#### Problem description
Every line in the records below with the string "views" needs to be copied out.

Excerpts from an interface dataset

◆ ◆ ◆

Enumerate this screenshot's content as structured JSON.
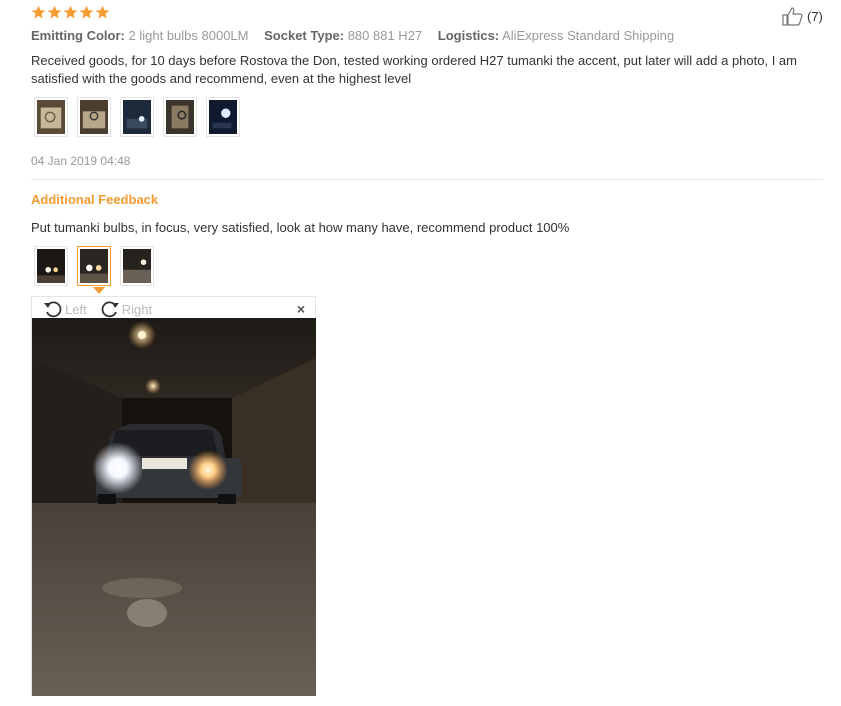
{
  "review": {
    "rating": 5,
    "meta": {
      "emitting_color_label": "Emitting Color:",
      "emitting_color_value": "2 light bulbs 8000LM",
      "socket_type_label": "Socket Type:",
      "socket_type_value": "880 881 H27",
      "logistics_label": "Logistics:",
      "logistics_value": "AliExpress Standard Shipping"
    },
    "likes": "(7)",
    "text": "Received goods, for 10 days before Rostova the Don, tested working ordered H27 tumanki the accent, put later will add a photo, I am satisfied with the goods and recommend, even at the highest level",
    "date": "04 Jan 2019 04:48"
  },
  "additional": {
    "title": "Additional Feedback",
    "text": "Put tumanki bulbs, in focus, very satisfied, look at how many have, recommend product 100%"
  },
  "viewer": {
    "rotate_left": "Left",
    "rotate_right": "Right",
    "close": "×"
  },
  "colors": {
    "accent": "#f49b33",
    "star": "#f49b33",
    "muted": "#999999"
  },
  "icons": [
    "star-icon",
    "thumbs-up-icon",
    "rotate-left-icon",
    "rotate-right-icon",
    "close-icon"
  ]
}
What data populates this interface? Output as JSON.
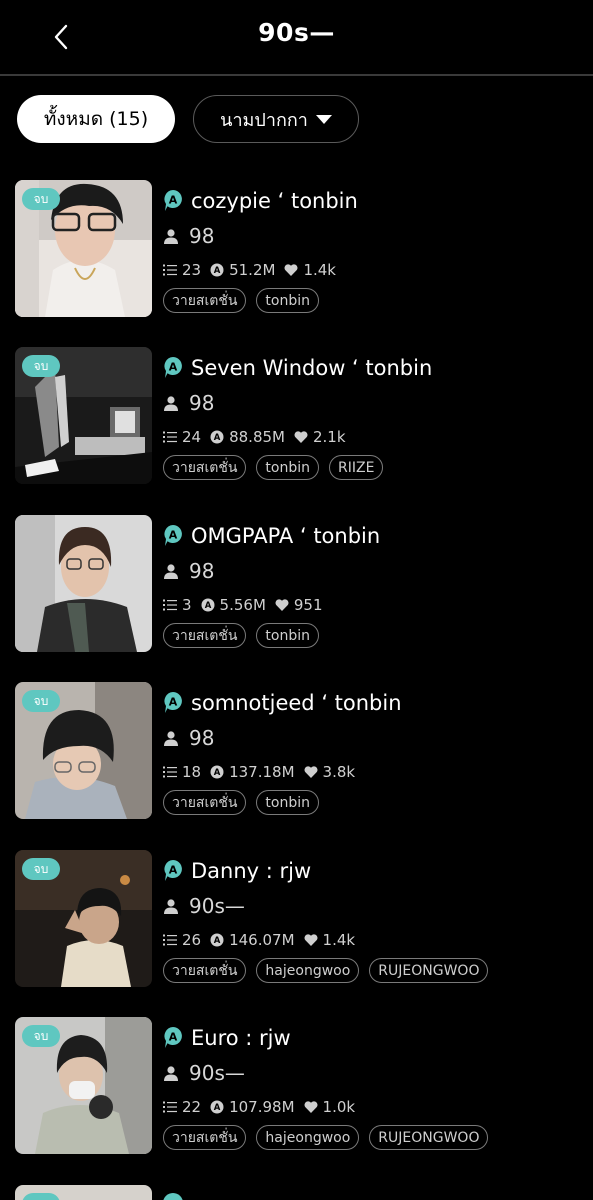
{
  "header": {
    "title": "90s—",
    "back_icon": "chevron-left-icon"
  },
  "filters": {
    "all_label": "ทั้งหมด (15)",
    "sort_label": "นามปากกา"
  },
  "colors": {
    "background": "#000000",
    "badge": "#5fc7c0",
    "chip_active": "#ffffff"
  },
  "stories": [
    {
      "badge": "จบ",
      "title": "cozypie ʻ tonbin",
      "author": "98",
      "chapters": "23",
      "views": "51.2M",
      "likes": "1.4k",
      "tags": [
        "วายสเตชั่น",
        "tonbin"
      ]
    },
    {
      "badge": "จบ",
      "title": "Seven Window ʻ tonbin",
      "author": "98",
      "chapters": "24",
      "views": "88.85M",
      "likes": "2.1k",
      "tags": [
        "วายสเตชั่น",
        "tonbin",
        "RIIZE"
      ]
    },
    {
      "badge": "",
      "title": "OMGPAPA ʻ tonbin",
      "author": "98",
      "chapters": "3",
      "views": "5.56M",
      "likes": "951",
      "tags": [
        "วายสเตชั่น",
        "tonbin"
      ]
    },
    {
      "badge": "จบ",
      "title": "somnotjeed ʻ tonbin",
      "author": "98",
      "chapters": "18",
      "views": "137.18M",
      "likes": "3.8k",
      "tags": [
        "วายสเตชั่น",
        "tonbin"
      ]
    },
    {
      "badge": "จบ",
      "title": "Danny : rjw",
      "author": "90s—",
      "chapters": "26",
      "views": "146.07M",
      "likes": "1.4k",
      "tags": [
        "วายสเตชั่น",
        "hajeongwoo",
        "RUJEONGWOO"
      ]
    },
    {
      "badge": "จบ",
      "title": "Euro : rjw",
      "author": "90s—",
      "chapters": "22",
      "views": "107.98M",
      "likes": "1.0k",
      "tags": [
        "วายสเตชั่น",
        "hajeongwoo",
        "RUJEONGWOO"
      ]
    }
  ]
}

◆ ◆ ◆

#### Solution to the problem
      "views": "51.2M",
      "views": "88.85M",
      "views": "5.56M",
      "views": "137.18M",
      "views": "146.07M",
      "views": "107.98M",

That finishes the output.